ACTION ITEM: Your answer must match the entries below word for word.
#### DATA PROVIDED ####
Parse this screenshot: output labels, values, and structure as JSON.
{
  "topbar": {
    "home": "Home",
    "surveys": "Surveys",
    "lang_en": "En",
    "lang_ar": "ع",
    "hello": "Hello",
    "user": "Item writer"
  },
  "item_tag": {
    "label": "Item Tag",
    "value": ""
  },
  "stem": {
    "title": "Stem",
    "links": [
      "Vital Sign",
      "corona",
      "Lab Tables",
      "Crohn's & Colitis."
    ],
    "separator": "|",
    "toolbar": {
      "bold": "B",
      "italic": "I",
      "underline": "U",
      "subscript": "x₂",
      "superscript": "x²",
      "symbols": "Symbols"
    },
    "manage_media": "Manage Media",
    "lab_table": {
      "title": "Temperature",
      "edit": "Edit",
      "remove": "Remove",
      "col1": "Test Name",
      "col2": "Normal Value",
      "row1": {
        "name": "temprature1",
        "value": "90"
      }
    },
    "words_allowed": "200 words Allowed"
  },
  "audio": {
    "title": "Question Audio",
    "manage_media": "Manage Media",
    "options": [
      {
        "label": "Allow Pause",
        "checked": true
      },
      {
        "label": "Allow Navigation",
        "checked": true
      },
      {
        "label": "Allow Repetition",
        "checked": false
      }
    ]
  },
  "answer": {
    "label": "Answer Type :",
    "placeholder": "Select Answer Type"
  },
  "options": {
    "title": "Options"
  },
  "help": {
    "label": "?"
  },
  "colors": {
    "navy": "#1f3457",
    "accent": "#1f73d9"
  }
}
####
EXERCISE RESPONSE:
Parse this screenshot: output labels, values, and structure as JSON.
{
  "topbar": {
    "home": "Home",
    "surveys": "Surveys",
    "lang_en": "En",
    "lang_ar": "ع",
    "hello": "Hello",
    "user": "Item writer"
  },
  "item_tag": {
    "label": "Item Tag",
    "value": ""
  },
  "stem": {
    "title": "Stem",
    "links": [
      "Vital Sign",
      "corona",
      "Lab Tables",
      "Crohn's & Colitis."
    ],
    "separator": "|",
    "toolbar": {
      "bold": "B",
      "italic": "I",
      "underline": "U",
      "subscript": "x₂",
      "superscript": "x²",
      "symbols": "Symbols"
    },
    "manage_media": "Manage Media",
    "lab_table": {
      "title": "Temperature",
      "edit": "Edit",
      "remove": "Remove",
      "col1": "Test Name",
      "col2": "Normal Value",
      "row1": {
        "name": "temprature1",
        "value": "90"
      }
    },
    "words_allowed": "200 words Allowed"
  },
  "audio": {
    "title": "Question Audio",
    "manage_media": "Manage Media",
    "options": [
      {
        "label": "Allow Pause",
        "checked": true
      },
      {
        "label": "Allow Navigation",
        "checked": true
      },
      {
        "label": "Allow Repetition",
        "checked": false
      }
    ]
  },
  "answer": {
    "label": "Answer Type :",
    "placeholder": "Select Answer Type"
  },
  "options": {
    "title": "Options"
  },
  "help": {
    "label": "?"
  },
  "colors": {
    "navy": "#1f3457",
    "accent": "#1f73d9"
  }
}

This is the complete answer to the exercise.